Brief:
Working through the lines below, return each one that holds "flex".

Available data:

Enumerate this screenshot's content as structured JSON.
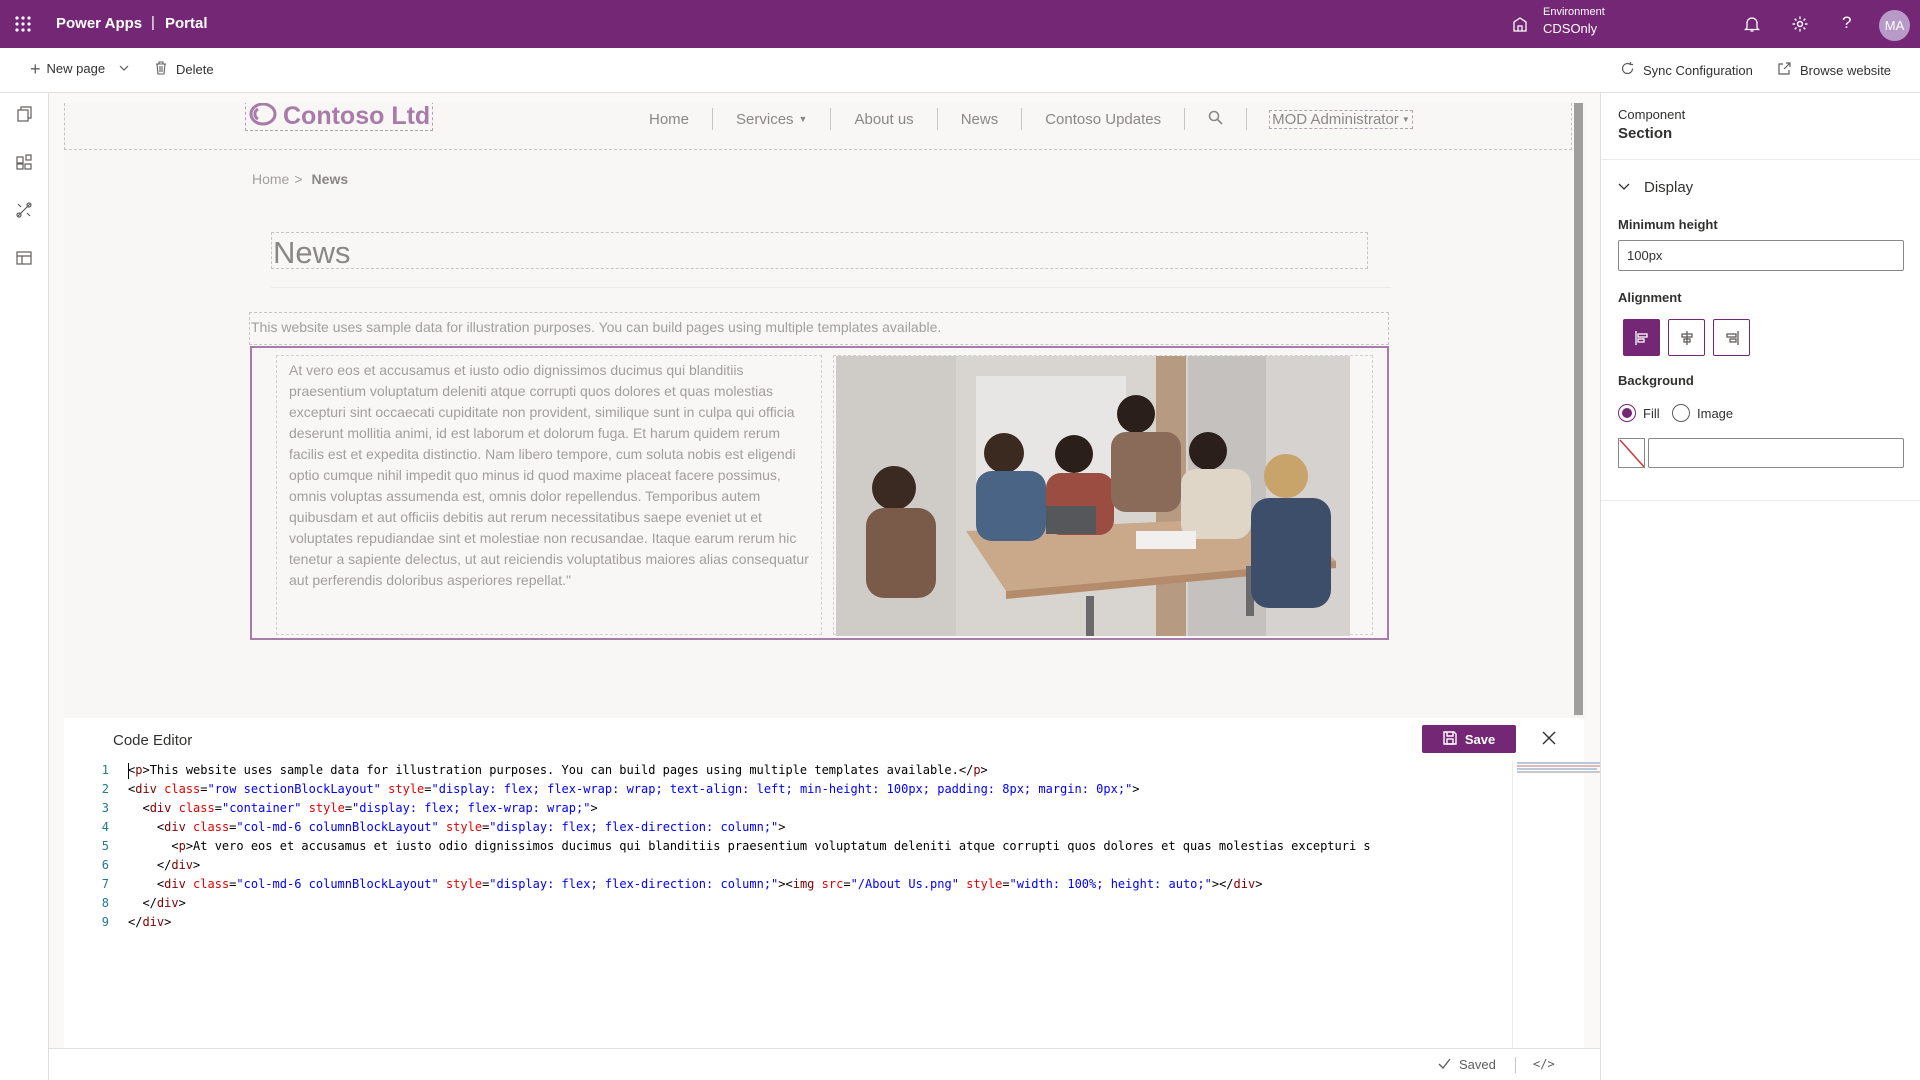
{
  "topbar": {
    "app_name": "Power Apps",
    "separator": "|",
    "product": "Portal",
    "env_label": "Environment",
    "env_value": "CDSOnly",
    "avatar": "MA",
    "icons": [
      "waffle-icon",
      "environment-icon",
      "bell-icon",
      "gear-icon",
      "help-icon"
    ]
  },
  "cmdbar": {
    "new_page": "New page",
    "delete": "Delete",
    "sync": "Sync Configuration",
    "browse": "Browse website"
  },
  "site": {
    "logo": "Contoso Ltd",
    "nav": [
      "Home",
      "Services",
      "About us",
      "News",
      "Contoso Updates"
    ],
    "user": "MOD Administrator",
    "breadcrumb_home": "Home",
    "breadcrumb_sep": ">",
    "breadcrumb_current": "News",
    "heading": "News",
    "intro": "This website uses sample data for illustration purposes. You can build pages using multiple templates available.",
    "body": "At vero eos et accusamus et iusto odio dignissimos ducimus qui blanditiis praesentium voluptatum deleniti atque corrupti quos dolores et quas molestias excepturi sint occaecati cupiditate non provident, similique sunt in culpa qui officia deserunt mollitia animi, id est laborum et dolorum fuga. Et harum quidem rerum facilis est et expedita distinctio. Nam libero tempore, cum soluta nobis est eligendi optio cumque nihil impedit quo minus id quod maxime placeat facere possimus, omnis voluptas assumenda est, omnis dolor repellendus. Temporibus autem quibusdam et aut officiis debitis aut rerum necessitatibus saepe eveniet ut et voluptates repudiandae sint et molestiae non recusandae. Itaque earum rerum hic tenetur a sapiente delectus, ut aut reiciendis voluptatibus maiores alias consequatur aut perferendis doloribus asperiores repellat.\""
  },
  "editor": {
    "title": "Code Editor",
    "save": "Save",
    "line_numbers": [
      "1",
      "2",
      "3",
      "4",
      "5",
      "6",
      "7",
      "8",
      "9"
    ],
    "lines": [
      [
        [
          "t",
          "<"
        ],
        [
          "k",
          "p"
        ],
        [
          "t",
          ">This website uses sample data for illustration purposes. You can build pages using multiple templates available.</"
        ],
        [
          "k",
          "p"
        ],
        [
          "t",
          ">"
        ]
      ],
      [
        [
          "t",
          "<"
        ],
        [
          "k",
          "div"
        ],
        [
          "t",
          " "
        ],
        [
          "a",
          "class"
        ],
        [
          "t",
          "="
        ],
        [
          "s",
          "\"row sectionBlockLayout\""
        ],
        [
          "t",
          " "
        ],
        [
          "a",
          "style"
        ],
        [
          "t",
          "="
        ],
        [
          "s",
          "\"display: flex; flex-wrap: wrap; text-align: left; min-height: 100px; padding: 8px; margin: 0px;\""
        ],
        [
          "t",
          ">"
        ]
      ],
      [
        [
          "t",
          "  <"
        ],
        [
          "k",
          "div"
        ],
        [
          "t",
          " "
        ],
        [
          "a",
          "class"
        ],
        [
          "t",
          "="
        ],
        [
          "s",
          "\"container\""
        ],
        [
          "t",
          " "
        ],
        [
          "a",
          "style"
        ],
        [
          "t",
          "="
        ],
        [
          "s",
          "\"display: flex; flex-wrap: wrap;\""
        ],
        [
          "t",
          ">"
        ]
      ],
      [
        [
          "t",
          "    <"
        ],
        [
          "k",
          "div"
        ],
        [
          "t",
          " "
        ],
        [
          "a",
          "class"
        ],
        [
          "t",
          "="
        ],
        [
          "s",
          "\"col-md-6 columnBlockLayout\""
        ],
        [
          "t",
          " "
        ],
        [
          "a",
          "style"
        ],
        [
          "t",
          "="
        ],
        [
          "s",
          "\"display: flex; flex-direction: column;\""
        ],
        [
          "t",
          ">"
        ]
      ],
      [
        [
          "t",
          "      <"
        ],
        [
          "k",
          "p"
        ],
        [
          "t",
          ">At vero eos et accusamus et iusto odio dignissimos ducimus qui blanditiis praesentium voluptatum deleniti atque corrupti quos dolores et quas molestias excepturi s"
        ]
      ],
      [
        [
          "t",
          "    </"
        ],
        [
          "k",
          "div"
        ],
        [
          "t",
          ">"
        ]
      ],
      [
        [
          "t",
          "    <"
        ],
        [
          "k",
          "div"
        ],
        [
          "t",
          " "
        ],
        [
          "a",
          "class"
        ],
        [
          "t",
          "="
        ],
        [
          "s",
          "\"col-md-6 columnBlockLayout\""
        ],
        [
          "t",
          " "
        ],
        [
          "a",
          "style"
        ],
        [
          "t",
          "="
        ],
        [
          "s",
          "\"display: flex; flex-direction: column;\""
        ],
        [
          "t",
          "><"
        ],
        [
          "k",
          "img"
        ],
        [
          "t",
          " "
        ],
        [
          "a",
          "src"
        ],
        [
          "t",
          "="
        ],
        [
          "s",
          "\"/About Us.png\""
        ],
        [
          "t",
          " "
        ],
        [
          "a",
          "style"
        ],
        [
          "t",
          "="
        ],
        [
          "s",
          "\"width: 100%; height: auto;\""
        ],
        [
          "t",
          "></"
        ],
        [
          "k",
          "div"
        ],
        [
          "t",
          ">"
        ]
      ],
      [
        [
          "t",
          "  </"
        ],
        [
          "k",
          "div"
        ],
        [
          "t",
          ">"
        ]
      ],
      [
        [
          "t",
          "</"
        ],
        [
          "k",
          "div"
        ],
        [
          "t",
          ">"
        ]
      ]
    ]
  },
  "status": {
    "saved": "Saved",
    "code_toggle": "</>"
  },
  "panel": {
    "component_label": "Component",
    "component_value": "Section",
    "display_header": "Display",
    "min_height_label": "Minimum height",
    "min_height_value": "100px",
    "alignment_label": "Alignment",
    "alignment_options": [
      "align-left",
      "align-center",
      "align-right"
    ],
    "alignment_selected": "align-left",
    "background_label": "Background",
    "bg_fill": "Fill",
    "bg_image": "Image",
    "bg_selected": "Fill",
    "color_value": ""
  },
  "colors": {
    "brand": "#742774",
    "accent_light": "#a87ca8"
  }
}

Completed exercise:
          "\"display: flex; flex-wrap: wrap; text-align: left; min-height: 100px; padding: 8px; margin: 0px;\""
          "\"display: flex; flex-wrap: wrap;\""
          "\"display: flex; flex-direction: column;\""
          "\"display: flex; flex-direction: column;\""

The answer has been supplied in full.